- **WHAT YOU NEED TO DO**:
Line by line, output the entries below exactly as they appear.

- **TASK INPUTS**:
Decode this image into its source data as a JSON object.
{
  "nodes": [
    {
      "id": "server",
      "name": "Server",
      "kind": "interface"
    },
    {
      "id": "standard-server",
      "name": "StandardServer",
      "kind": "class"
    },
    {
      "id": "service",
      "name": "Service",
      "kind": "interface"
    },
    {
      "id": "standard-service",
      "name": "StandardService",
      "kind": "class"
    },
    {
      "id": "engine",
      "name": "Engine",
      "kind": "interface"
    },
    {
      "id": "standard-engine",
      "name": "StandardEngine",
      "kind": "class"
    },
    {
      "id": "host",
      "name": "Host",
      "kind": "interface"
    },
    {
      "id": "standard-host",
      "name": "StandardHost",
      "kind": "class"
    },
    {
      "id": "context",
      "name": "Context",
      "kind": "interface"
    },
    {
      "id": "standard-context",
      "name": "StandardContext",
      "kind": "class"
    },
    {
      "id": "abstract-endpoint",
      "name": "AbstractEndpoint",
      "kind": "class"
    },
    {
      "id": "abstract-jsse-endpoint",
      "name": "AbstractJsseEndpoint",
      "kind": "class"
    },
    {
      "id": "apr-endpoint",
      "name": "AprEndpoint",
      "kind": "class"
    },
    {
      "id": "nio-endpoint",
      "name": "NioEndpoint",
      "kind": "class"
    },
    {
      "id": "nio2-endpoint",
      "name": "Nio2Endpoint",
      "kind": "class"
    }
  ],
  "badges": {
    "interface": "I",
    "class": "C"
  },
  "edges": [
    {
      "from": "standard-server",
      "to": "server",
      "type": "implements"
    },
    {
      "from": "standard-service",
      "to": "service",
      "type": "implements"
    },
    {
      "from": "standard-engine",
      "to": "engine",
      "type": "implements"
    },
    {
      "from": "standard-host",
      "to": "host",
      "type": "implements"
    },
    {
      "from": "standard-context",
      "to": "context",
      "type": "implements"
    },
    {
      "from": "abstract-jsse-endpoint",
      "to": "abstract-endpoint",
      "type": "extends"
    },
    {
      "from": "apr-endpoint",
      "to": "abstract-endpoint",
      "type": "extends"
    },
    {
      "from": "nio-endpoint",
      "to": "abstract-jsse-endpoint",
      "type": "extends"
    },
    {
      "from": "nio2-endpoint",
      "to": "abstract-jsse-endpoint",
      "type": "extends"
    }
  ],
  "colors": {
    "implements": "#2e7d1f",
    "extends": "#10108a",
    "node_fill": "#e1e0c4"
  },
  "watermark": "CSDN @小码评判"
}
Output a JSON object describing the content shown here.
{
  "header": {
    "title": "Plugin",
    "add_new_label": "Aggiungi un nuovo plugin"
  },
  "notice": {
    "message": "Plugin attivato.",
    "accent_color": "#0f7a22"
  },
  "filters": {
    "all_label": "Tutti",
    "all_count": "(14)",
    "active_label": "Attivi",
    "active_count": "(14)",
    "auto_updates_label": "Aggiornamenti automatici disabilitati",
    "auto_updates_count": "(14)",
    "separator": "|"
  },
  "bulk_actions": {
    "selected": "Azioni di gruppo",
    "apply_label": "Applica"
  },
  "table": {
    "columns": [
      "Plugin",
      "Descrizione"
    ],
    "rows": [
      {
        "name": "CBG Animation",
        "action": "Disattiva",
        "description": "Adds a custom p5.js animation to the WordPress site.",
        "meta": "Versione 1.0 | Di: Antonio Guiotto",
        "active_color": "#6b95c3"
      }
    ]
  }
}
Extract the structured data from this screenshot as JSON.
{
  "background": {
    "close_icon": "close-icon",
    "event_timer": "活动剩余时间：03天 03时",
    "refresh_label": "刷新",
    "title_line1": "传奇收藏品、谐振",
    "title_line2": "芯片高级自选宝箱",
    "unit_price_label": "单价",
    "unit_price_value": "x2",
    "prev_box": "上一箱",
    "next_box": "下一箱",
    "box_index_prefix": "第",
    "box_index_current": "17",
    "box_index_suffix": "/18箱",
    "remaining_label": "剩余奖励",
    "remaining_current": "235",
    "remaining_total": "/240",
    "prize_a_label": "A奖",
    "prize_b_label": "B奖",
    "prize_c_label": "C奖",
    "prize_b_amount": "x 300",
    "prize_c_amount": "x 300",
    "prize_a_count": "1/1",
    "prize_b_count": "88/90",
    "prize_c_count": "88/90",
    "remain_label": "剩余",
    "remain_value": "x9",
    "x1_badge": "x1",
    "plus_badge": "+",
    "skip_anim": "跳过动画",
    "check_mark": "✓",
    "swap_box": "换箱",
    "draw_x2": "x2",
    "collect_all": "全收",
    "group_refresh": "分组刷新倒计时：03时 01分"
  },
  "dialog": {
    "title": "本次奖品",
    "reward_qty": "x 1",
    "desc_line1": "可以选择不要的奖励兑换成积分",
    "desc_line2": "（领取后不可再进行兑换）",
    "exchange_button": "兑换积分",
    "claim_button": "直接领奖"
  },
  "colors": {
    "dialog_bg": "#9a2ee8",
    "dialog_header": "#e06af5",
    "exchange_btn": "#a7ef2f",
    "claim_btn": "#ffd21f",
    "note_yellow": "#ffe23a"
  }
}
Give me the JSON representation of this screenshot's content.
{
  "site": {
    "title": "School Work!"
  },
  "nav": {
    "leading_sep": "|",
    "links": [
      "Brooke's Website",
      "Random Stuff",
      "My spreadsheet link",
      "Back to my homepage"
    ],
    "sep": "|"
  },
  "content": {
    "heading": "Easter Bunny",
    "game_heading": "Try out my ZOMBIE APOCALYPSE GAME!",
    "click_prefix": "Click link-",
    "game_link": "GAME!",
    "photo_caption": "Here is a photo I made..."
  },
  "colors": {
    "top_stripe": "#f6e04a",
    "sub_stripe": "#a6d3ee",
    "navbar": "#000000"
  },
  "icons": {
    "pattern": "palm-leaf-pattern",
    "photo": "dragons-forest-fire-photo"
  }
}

- **TASK RESULT**:
Decode this image into its source data as a JSON object.
{
  "nodes": [
    {
      "id": "server",
      "name": "Server",
      "kind": "interface"
    },
    {
      "id": "standard-server",
      "name": "StandardServer",
      "kind": "class"
    },
    {
      "id": "service",
      "name": "Service",
      "kind": "interface"
    },
    {
      "id": "standard-service",
      "name": "StandardService",
      "kind": "class"
    },
    {
      "id": "engine",
      "name": "Engine",
      "kind": "interface"
    },
    {
      "id": "standard-engine",
      "name": "StandardEngine",
      "kind": "class"
    },
    {
      "id": "host",
      "name": "Host",
      "kind": "interface"
    },
    {
      "id": "standard-host",
      "name": "StandardHost",
      "kind": "class"
    },
    {
      "id": "context",
      "name": "Context",
      "kind": "interface"
    },
    {
      "id": "standard-context",
      "name": "StandardContext",
      "kind": "class"
    },
    {
      "id": "abstract-endpoint",
      "name": "AbstractEndpoint",
      "kind": "class"
    },
    {
      "id": "abstract-jsse-endpoint",
      "name": "AbstractJsseEndpoint",
      "kind": "class"
    },
    {
      "id": "apr-endpoint",
      "name": "AprEndpoint",
      "kind": "class"
    },
    {
      "id": "nio-endpoint",
      "name": "NioEndpoint",
      "kind": "class"
    },
    {
      "id": "nio2-endpoint",
      "name": "Nio2Endpoint",
      "kind": "class"
    }
  ],
  "badges": {
    "interface": "I",
    "class": "C"
  },
  "edges": [
    {
      "from": "standard-server",
      "to": "server",
      "type": "implements"
    },
    {
      "from": "standard-service",
      "to": "service",
      "type": "implements"
    },
    {
      "from": "standard-engine",
      "to": "engine",
      "type": "implements"
    },
    {
      "from": "standard-host",
      "to": "host",
      "type": "implements"
    },
    {
      "from": "standard-context",
      "to": "context",
      "type": "implements"
    },
    {
      "from": "abstract-jsse-endpoint",
      "to": "abstract-endpoint",
      "type": "extends"
    },
    {
      "from": "apr-endpoint",
      "to": "abstract-endpoint",
      "type": "extends"
    },
    {
      "from": "nio-endpoint",
      "to": "abstract-jsse-endpoint",
      "type": "extends"
    },
    {
      "from": "nio2-endpoint",
      "to": "abstract-jsse-endpoint",
      "type": "extends"
    }
  ],
  "colors": {
    "implements": "#2e7d1f",
    "extends": "#10108a",
    "node_fill": "#e1e0c4"
  },
  "watermark": "CSDN @小码评判"
}
Output a JSON object describing the content shown here.
{
  "header": {
    "title": "Plugin",
    "add_new_label": "Aggiungi un nuovo plugin"
  },
  "notice": {
    "message": "Plugin attivato.",
    "accent_color": "#0f7a22"
  },
  "filters": {
    "all_label": "Tutti",
    "all_count": "(14)",
    "active_label": "Attivi",
    "active_count": "(14)",
    "auto_updates_label": "Aggiornamenti automatici disabilitati",
    "auto_updates_count": "(14)",
    "separator": "|"
  },
  "bulk_actions": {
    "selected": "Azioni di gruppo",
    "apply_label": "Applica"
  },
  "table": {
    "columns": [
      "Plugin",
      "Descrizione"
    ],
    "rows": [
      {
        "name": "CBG Animation",
        "action": "Disattiva",
        "description": "Adds a custom p5.js animation to the WordPress site.",
        "meta": "Versione 1.0 | Di: Antonio Guiotto",
        "active_color": "#6b95c3"
      }
    ]
  }
}
Extract the structured data from this screenshot as JSON.
{
  "background": {
    "close_icon": "close-icon",
    "event_timer": "活动剩余时间：03天 03时",
    "refresh_label": "刷新",
    "title_line1": "传奇收藏品、谐振",
    "title_line2": "芯片高级自选宝箱",
    "unit_price_label": "单价",
    "unit_price_value": "x2",
    "prev_box": "上一箱",
    "next_box": "下一箱",
    "box_index_prefix": "第",
    "box_index_current": "17",
    "box_index_suffix": "/18箱",
    "remaining_label": "剩余奖励",
    "remaining_current": "235",
    "remaining_total": "/240",
    "prize_a_label": "A奖",
    "prize_b_label": "B奖",
    "prize_c_label": "C奖",
    "prize_b_amount": "x 300",
    "prize_c_amount": "x 300",
    "prize_a_count": "1/1",
    "prize_b_count": "88/90",
    "prize_c_count": "88/90",
    "remain_label": "剩余",
    "remain_value": "x9",
    "x1_badge": "x1",
    "plus_badge": "+",
    "skip_anim": "跳过动画",
    "check_mark": "✓",
    "swap_box": "换箱",
    "draw_x2": "x2",
    "collect_all": "全收",
    "group_refresh": "分组刷新倒计时：03时 01分"
  },
  "dialog": {
    "title": "本次奖品",
    "reward_qty": "x 1",
    "desc_line1": "可以选择不要的奖励兑换成积分",
    "desc_line2": "（领取后不可再进行兑换）",
    "exchange_button": "兑换积分",
    "claim_button": "直接领奖"
  },
  "colors": {
    "dialog_bg": "#9a2ee8",
    "dialog_header": "#e06af5",
    "exchange_btn": "#a7ef2f",
    "claim_btn": "#ffd21f",
    "note_yellow": "#ffe23a"
  }
}
Give me the JSON representation of this screenshot's content.
{
  "site": {
    "title": "School Work!"
  },
  "nav": {
    "leading_sep": "|",
    "links": [
      "Brooke's Website",
      "Random Stuff",
      "My spreadsheet link",
      "Back to my homepage"
    ],
    "sep": "|"
  },
  "content": {
    "heading": "Easter Bunny",
    "game_heading": "Try out my ZOMBIE APOCALYPSE GAME!",
    "click_prefix": "Click link-",
    "game_link": "GAME!",
    "photo_caption": "Here is a photo I made..."
  },
  "colors": {
    "top_stripe": "#f6e04a",
    "sub_stripe": "#a6d3ee",
    "navbar": "#000000"
  },
  "icons": {
    "pattern": "palm-leaf-pattern",
    "photo": "dragons-forest-fire-photo"
  }
}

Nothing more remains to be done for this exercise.